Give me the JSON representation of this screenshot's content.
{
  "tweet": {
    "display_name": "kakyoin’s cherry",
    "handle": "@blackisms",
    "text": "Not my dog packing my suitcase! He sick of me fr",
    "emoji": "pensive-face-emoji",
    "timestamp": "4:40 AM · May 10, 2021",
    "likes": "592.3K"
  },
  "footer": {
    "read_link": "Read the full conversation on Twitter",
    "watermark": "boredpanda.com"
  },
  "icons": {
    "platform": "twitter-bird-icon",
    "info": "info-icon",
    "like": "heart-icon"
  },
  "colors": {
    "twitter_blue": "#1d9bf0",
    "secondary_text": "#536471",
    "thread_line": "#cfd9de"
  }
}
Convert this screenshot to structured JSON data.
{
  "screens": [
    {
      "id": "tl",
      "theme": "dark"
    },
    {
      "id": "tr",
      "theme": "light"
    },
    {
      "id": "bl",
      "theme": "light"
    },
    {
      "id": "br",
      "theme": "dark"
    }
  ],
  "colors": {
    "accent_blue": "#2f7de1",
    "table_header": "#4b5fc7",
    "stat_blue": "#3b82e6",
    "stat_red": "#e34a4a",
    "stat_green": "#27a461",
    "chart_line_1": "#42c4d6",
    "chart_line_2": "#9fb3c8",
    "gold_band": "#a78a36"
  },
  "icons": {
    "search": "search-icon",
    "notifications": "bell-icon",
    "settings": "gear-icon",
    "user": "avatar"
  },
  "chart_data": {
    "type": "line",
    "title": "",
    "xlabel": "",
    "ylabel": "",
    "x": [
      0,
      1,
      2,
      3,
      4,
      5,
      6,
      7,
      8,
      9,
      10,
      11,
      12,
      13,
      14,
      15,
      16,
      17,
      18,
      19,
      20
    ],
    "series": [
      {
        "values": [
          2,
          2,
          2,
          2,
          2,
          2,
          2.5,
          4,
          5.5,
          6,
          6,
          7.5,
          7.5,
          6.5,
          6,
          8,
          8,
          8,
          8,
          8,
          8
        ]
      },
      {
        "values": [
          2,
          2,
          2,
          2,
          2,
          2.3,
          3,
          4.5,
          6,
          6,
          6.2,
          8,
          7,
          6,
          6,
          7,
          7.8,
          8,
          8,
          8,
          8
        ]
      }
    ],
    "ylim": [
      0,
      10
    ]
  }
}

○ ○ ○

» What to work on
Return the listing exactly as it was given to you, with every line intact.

» Answer area
Give me the JSON representation of this screenshot's content.
{
  "tweet": {
    "display_name": "kakyoin’s cherry",
    "handle": "@blackisms",
    "text": "Not my dog packing my suitcase! He sick of me fr",
    "emoji": "pensive-face-emoji",
    "timestamp": "4:40 AM · May 10, 2021",
    "likes": "592.3K"
  },
  "footer": {
    "read_link": "Read the full conversation on Twitter",
    "watermark": "boredpanda.com"
  },
  "icons": {
    "platform": "twitter-bird-icon",
    "info": "info-icon",
    "like": "heart-icon"
  },
  "colors": {
    "twitter_blue": "#1d9bf0",
    "secondary_text": "#536471",
    "thread_line": "#cfd9de"
  }
}
Convert this screenshot to structured JSON data.
{
  "screens": [
    {
      "id": "tl",
      "theme": "dark"
    },
    {
      "id": "tr",
      "theme": "light"
    },
    {
      "id": "bl",
      "theme": "light"
    },
    {
      "id": "br",
      "theme": "dark"
    }
  ],
  "colors": {
    "accent_blue": "#2f7de1",
    "table_header": "#4b5fc7",
    "stat_blue": "#3b82e6",
    "stat_red": "#e34a4a",
    "stat_green": "#27a461",
    "chart_line_1": "#42c4d6",
    "chart_line_2": "#9fb3c8",
    "gold_band": "#a78a36"
  },
  "icons": {
    "search": "search-icon",
    "notifications": "bell-icon",
    "settings": "gear-icon",
    "user": "avatar"
  },
  "chart_data": {
    "type": "line",
    "title": "",
    "xlabel": "",
    "ylabel": "",
    "x": [
      0,
      1,
      2,
      3,
      4,
      5,
      6,
      7,
      8,
      9,
      10,
      11,
      12,
      13,
      14,
      15,
      16,
      17,
      18,
      19,
      20
    ],
    "series": [
      {
        "values": [
          2,
          2,
          2,
          2,
          2,
          2,
          2.5,
          4,
          5.5,
          6,
          6,
          7.5,
          7.5,
          6.5,
          6,
          8,
          8,
          8,
          8,
          8,
          8
        ]
      },
      {
        "values": [
          2,
          2,
          2,
          2,
          2,
          2.3,
          3,
          4.5,
          6,
          6,
          6.2,
          8,
          7,
          6,
          6,
          7,
          7.8,
          8,
          8,
          8,
          8
        ]
      }
    ],
    "ylim": [
      0,
      10
    ]
  }
}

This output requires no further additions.